_Your task_: Print the data that follows exactly.

Page and application data records
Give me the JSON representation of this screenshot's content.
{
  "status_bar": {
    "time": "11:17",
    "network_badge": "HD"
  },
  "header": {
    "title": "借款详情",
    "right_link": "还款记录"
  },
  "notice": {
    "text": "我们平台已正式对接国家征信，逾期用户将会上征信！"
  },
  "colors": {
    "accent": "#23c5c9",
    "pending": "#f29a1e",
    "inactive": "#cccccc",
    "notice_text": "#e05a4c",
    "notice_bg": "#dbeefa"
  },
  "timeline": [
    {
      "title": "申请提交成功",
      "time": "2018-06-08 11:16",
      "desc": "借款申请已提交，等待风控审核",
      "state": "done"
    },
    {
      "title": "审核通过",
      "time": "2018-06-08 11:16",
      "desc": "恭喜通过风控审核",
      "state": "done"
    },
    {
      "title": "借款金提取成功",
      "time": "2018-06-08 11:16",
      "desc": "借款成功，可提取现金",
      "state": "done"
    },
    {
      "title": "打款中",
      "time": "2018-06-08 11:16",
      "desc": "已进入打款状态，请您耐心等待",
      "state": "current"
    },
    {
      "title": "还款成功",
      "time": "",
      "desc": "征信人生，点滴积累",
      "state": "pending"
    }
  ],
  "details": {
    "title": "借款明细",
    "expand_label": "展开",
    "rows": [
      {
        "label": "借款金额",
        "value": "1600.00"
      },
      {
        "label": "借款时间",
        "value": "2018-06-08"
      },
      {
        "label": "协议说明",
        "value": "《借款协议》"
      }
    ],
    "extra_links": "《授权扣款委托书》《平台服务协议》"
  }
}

_Exercise solution_:
Give me the JSON representation of this screenshot's content.
{
  "status_bar": {
    "time": "11:17",
    "network_badge": "HD"
  },
  "header": {
    "title": "借款详情",
    "right_link": "还款记录"
  },
  "notice": {
    "text": "我们平台已正式对接国家征信，逾期用户将会上征信！"
  },
  "colors": {
    "accent": "#23c5c9",
    "pending": "#f29a1e",
    "inactive": "#cccccc",
    "notice_text": "#e05a4c",
    "notice_bg": "#dbeefa"
  },
  "timeline": [
    {
      "title": "申请提交成功",
      "time": "2018-06-08 11:16",
      "desc": "借款申请已提交，等待风控审核",
      "state": "done"
    },
    {
      "title": "审核通过",
      "time": "2018-06-08 11:16",
      "desc": "恭喜通过风控审核",
      "state": "done"
    },
    {
      "title": "借款金提取成功",
      "time": "2018-06-08 11:16",
      "desc": "借款成功，可提取现金",
      "state": "done"
    },
    {
      "title": "打款中",
      "time": "2018-06-08 11:16",
      "desc": "已进入打款状态，请您耐心等待",
      "state": "current"
    },
    {
      "title": "还款成功",
      "time": "",
      "desc": "征信人生，点滴积累",
      "state": "pending"
    }
  ],
  "details": {
    "title": "借款明细",
    "expand_label": "展开",
    "rows": [
      {
        "label": "借款金额",
        "value": "1600.00"
      },
      {
        "label": "借款时间",
        "value": "2018-06-08"
      },
      {
        "label": "协议说明",
        "value": "《借款协议》"
      }
    ],
    "extra_links": "《授权扣款委托书》《平台服务协议》"
  }
}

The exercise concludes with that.